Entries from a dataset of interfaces
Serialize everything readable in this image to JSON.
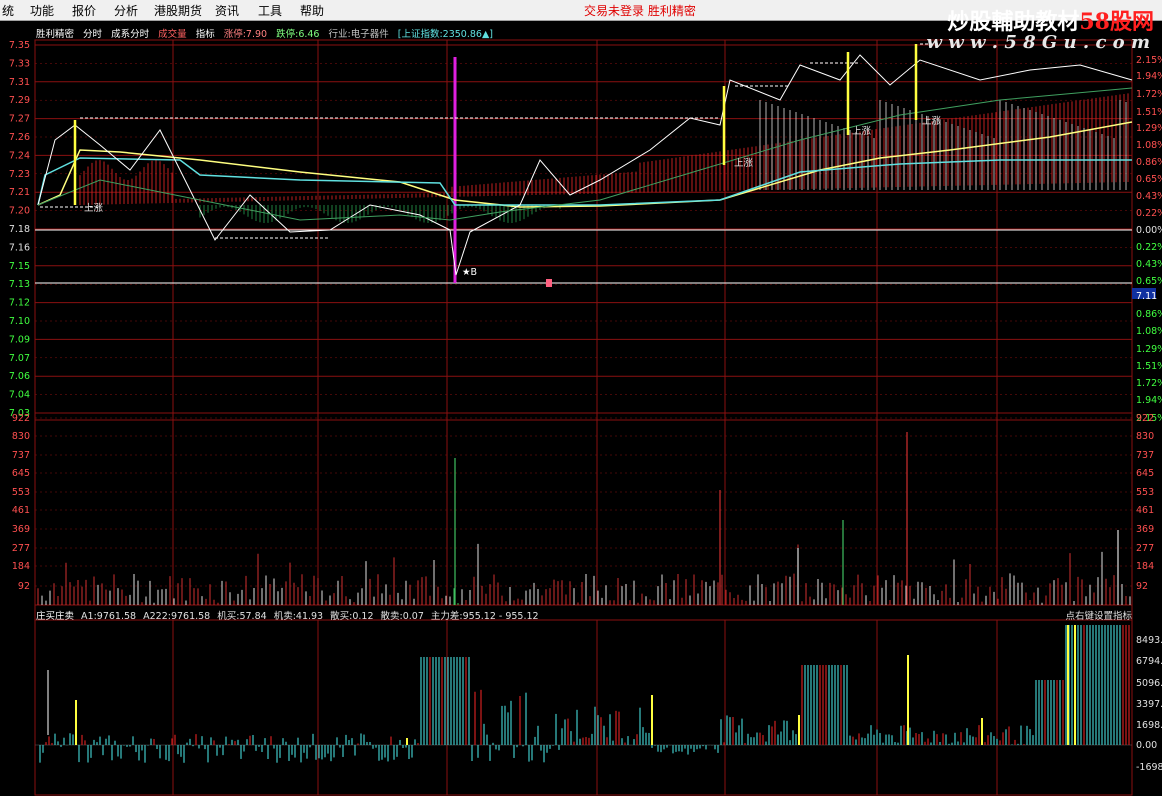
{
  "menu": {
    "items": [
      "统",
      "功能",
      "报价",
      "分析",
      "港股期货",
      "资讯",
      "工具",
      "帮助"
    ],
    "notice": "交易未登录  胜利精密"
  },
  "watermark": {
    "main_prefix": "炒股輔助教材",
    "main_brand": "58股网",
    "url": "w w w . 5 8 G u . c o m"
  },
  "info": {
    "stock": "胜利精密",
    "mode": "分时",
    "indicator": "成系分时",
    "volume_label": "成交量",
    "index_label": "指标",
    "limit_up": "涨停:7.90",
    "limit_down": "跌停:6.46",
    "industry": "行业:电子器件",
    "index_quote": "[上证指数:2350.86▲]"
  },
  "price_axis": {
    "left": [
      "7.35",
      "7.33",
      "7.31",
      "7.29",
      "7.27",
      "7.26",
      "7.24",
      "7.23",
      "7.21",
      "7.20",
      "7.18",
      "7.16",
      "7.15",
      "7.13",
      "7.12",
      "7.10",
      "7.09",
      "7.07",
      "7.06",
      "7.04",
      "7.03"
    ],
    "right": [
      "2.15%",
      "1.94%",
      "1.72%",
      "1.51%",
      "1.29%",
      "1.08%",
      "0.86%",
      "0.65%",
      "0.43%",
      "0.22%",
      "0.00%",
      "0.22%",
      "0.43%",
      "0.65%",
      "7.11",
      "0.86%",
      "1.08%",
      "1.29%",
      "1.51%",
      "1.72%",
      "1.94%",
      "2.15%"
    ]
  },
  "volume_axis": {
    "labels": [
      "922",
      "830",
      "737",
      "645",
      "553",
      "461",
      "369",
      "277",
      "184",
      "92"
    ]
  },
  "sub_axis": {
    "labels": [
      "8493.3",
      "6794.6",
      "5096.0",
      "3397.3",
      "1698.6",
      "0.00",
      "-1698.6"
    ]
  },
  "sub_info": {
    "title": "庄买庄卖",
    "a1": "A1:9761.58",
    "a222": "A222:9761.58",
    "inst_buy": "机买:57.84",
    "inst_sell": "机卖:41.93",
    "retail_buy": "散买:0.12",
    "retail_sell": "散卖:0.07",
    "main_diff": "主力差:955.12 - 955.12",
    "right_hint": "点右键设置指标"
  },
  "chart_labels": {
    "b_marker": "B",
    "tags": [
      "上涨",
      "上涨",
      "上涨",
      "上涨"
    ]
  },
  "colors": {
    "grid": "#8a1010",
    "price_line": "#ffffff",
    "avg_line": "#ffff80",
    "cyan_line": "#60e0e0",
    "volume": "#d0d0d0",
    "up": "#e02020",
    "down": "#40c8c8"
  }
}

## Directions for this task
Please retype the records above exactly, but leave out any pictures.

## Response area
Serialize everything readable in this image to JSON.
{
  "menu": {
    "items": [
      "统",
      "功能",
      "报价",
      "分析",
      "港股期货",
      "资讯",
      "工具",
      "帮助"
    ],
    "notice": "交易未登录  胜利精密"
  },
  "watermark": {
    "main_prefix": "炒股輔助教材",
    "main_brand": "58股网",
    "url": "w w w . 5 8 G u . c o m"
  },
  "info": {
    "stock": "胜利精密",
    "mode": "分时",
    "indicator": "成系分时",
    "volume_label": "成交量",
    "index_label": "指标",
    "limit_up": "涨停:7.90",
    "limit_down": "跌停:6.46",
    "industry": "行业:电子器件",
    "index_quote": "[上证指数:2350.86▲]"
  },
  "price_axis": {
    "left": [
      "7.35",
      "7.33",
      "7.31",
      "7.29",
      "7.27",
      "7.26",
      "7.24",
      "7.23",
      "7.21",
      "7.20",
      "7.18",
      "7.16",
      "7.15",
      "7.13",
      "7.12",
      "7.10",
      "7.09",
      "7.07",
      "7.06",
      "7.04",
      "7.03"
    ],
    "right": [
      "2.15%",
      "1.94%",
      "1.72%",
      "1.51%",
      "1.29%",
      "1.08%",
      "0.86%",
      "0.65%",
      "0.43%",
      "0.22%",
      "0.00%",
      "0.22%",
      "0.43%",
      "0.65%",
      "7.11",
      "0.86%",
      "1.08%",
      "1.29%",
      "1.51%",
      "1.72%",
      "1.94%",
      "2.15%"
    ]
  },
  "volume_axis": {
    "labels": [
      "922",
      "830",
      "737",
      "645",
      "553",
      "461",
      "369",
      "277",
      "184",
      "92"
    ]
  },
  "sub_axis": {
    "labels": [
      "8493.3",
      "6794.6",
      "5096.0",
      "3397.3",
      "1698.6",
      "0.00",
      "-1698.6"
    ]
  },
  "sub_info": {
    "title": "庄买庄卖",
    "a1": "A1:9761.58",
    "a222": "A222:9761.58",
    "inst_buy": "机买:57.84",
    "inst_sell": "机卖:41.93",
    "retail_buy": "散买:0.12",
    "retail_sell": "散卖:0.07",
    "main_diff": "主力差:955.12 - 955.12",
    "right_hint": "点右键设置指标"
  },
  "chart_labels": {
    "b_marker": "B",
    "tags": [
      "上涨",
      "上涨",
      "上涨",
      "上涨"
    ]
  },
  "colors": {
    "grid": "#8a1010",
    "price_line": "#ffffff",
    "avg_line": "#ffff80",
    "cyan_line": "#60e0e0",
    "volume": "#d0d0d0",
    "up": "#e02020",
    "down": "#40c8c8"
  }
}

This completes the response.